The .NET Framework gives you the Math class, which has a ton of methods and properties that you can use.
The Abs function will convert negative numbers to positive (and leave positive numbers alone), while the Sign method will tell you if a number is positive, negative or zero.
The Truncate, Ceiling, Floor and Round methods will give you four different ways to get the integer portion of a decimal value, depending on what you want.
The DivRem method will return both the result of a division and its remainder (and IEEERemainder has a special result when you divide a smaller number by a larger number).
The Math object's PI property gives you a value of PI to more than 12 decimals -- more accuracy than you'll probably need.
The Sin, Cos and related methods will perform all of those trigonometry functions that I never really got in high school.
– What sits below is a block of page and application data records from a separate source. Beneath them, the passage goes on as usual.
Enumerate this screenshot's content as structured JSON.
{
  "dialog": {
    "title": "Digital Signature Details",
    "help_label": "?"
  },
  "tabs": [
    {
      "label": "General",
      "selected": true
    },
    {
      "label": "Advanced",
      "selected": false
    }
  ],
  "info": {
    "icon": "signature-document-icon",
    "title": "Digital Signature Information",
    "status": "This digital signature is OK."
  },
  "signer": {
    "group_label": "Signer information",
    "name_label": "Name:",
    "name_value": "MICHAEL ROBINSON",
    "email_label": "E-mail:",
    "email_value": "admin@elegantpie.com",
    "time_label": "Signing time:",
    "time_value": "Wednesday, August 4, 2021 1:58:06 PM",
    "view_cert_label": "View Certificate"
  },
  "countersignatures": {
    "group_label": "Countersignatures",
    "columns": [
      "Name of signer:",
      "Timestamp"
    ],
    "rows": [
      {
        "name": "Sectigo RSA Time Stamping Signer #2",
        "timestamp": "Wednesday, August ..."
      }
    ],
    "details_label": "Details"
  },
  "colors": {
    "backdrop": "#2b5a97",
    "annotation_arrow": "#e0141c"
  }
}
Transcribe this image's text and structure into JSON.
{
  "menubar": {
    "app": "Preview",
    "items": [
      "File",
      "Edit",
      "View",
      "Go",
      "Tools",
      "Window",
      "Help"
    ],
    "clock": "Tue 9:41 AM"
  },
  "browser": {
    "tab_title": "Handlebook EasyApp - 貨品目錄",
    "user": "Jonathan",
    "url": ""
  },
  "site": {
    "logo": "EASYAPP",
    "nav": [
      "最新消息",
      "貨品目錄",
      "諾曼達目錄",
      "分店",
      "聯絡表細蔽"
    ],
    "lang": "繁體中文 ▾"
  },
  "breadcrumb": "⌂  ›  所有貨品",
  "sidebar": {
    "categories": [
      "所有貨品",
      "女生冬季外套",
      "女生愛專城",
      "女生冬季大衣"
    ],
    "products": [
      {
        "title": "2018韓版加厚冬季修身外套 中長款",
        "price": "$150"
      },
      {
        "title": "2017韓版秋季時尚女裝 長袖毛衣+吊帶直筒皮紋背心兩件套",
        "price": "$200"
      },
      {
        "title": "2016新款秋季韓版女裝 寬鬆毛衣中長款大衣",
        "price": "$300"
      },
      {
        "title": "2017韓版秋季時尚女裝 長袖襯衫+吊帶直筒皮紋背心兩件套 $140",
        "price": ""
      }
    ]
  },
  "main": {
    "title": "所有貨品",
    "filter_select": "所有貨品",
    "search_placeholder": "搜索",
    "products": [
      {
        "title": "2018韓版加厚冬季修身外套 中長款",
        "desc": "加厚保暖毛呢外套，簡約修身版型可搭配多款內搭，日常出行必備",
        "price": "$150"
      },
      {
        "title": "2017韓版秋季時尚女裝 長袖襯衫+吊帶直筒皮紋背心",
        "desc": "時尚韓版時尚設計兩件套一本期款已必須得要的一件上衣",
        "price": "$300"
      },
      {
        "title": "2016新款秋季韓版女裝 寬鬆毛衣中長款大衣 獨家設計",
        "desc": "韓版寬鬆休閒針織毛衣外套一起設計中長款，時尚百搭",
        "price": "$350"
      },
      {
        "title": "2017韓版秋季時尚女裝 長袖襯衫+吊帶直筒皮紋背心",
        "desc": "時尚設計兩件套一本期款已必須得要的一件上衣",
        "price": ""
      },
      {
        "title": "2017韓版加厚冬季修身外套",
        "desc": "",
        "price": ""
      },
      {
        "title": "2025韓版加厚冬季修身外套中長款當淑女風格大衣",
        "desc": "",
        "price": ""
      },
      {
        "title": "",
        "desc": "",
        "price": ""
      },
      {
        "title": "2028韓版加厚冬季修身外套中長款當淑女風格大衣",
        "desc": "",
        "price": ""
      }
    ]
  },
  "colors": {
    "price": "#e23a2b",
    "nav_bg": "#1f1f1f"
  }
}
There's more functionality here than I can discuss, but I have to mention the BigMul method (which sounds like the name of a Scottish folk hero to me). When you multiply two large integer numbers you might get a result bigger than an integer … which will cause an overflow exception. BigMul, on the other hand, will multiply two 32-bit integers and return a Long, avoiding overflow.
Maybe it is a folk hero.
Posted by Peter Vogel on 09/15/2016 at 8:19 PM
User experience expert Debbie Levitt provided some saucy answers about an upcoming Visual Studio Live! presentation with an even saucier title: Fast Focus: WTF UX - UX Research and Design AMA.
Developers can now sign up for a private preview of enhanced chat capabilities coming to GitHub Copilot, the "AI pair programmer" that works in the Visual Studio 2022 IDE and in Visual Studio Code.
With advanced generative AI systems reshaping software development, Microsoft's Mads Kristensen detailed the many ways AI will improve coding in Visual Studio.
With Google recently releasing a generative AI-powered search bot called Bard to rival Microsoft's "new Bing" search experience, we put both to the test, feeding them identical questions about Visual Studio and .NET.
GPT-4, the advanced generative AI model from Microsoft partner OpenAI, is now powering the new GitHub Copilot X and the Azure OpenAI Service.
> More Webcasts